Your answer should consist of every line from the records that holds the string "alicevancal".

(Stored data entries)
▬▬▬▬▬▬▬▬▬▬

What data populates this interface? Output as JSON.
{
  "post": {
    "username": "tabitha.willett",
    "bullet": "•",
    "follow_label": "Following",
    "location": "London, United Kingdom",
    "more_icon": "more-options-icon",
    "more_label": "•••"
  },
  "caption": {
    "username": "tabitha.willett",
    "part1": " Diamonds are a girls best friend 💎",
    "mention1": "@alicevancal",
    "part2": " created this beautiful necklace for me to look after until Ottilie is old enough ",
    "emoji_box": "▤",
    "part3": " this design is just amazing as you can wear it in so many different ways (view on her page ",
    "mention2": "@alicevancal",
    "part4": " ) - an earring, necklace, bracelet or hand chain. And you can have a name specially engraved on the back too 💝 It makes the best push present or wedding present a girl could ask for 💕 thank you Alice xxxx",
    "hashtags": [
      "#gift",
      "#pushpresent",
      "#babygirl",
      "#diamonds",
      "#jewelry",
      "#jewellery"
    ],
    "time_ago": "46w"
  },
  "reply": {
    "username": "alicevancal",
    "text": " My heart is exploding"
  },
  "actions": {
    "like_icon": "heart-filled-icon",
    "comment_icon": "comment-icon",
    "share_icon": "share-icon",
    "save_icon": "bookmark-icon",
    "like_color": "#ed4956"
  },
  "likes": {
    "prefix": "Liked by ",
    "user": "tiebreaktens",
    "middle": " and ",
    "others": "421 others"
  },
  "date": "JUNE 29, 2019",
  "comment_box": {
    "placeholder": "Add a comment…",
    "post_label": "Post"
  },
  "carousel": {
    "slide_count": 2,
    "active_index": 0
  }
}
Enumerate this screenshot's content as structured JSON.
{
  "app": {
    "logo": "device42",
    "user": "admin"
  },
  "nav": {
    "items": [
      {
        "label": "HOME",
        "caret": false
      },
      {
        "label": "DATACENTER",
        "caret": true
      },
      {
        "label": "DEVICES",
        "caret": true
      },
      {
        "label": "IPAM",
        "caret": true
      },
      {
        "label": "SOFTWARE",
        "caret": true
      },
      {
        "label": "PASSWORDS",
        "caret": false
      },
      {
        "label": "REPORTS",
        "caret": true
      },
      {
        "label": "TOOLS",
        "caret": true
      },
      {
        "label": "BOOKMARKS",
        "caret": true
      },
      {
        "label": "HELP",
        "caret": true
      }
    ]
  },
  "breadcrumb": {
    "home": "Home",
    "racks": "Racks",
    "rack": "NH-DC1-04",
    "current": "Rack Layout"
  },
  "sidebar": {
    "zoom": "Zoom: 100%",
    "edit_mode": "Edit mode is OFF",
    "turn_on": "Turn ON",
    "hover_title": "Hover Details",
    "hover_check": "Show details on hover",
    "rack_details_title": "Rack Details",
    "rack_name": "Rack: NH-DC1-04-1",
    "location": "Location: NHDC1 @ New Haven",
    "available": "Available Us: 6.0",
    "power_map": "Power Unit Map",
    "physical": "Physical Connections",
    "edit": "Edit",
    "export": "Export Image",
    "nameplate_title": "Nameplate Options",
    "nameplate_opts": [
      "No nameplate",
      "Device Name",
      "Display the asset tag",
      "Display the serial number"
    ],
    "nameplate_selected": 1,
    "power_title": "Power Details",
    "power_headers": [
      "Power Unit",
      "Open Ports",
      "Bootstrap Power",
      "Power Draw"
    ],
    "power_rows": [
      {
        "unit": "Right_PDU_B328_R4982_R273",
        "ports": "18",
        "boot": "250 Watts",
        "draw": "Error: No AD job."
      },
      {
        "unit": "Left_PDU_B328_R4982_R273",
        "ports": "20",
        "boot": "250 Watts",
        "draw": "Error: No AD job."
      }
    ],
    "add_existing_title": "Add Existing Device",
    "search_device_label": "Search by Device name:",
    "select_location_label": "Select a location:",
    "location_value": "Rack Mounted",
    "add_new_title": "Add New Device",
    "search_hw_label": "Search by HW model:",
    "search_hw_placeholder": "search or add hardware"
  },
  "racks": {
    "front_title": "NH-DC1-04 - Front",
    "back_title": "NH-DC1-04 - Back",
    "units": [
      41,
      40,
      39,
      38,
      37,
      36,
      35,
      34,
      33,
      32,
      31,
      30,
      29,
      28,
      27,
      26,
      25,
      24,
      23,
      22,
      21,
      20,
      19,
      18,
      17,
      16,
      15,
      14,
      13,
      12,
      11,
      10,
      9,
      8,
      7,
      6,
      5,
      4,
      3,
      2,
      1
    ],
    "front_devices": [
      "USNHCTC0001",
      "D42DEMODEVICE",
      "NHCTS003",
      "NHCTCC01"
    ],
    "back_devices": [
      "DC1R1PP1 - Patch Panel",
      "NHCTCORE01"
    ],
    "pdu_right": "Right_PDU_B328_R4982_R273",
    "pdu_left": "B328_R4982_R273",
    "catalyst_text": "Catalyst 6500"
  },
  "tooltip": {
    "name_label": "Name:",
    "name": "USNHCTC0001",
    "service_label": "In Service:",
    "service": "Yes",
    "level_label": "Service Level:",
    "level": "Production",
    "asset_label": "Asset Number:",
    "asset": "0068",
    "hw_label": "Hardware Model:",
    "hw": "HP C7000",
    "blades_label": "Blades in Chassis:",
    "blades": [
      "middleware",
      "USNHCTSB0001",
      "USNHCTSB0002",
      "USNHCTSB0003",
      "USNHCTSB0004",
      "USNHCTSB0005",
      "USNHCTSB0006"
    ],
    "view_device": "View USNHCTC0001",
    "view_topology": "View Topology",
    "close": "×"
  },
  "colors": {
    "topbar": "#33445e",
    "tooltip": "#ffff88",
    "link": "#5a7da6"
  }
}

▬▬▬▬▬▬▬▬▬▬

- _WORKED SOLUTION_
    "mention1": "@alicevancal",
    "mention2": "@alicevancal",
    "username": "alicevancal",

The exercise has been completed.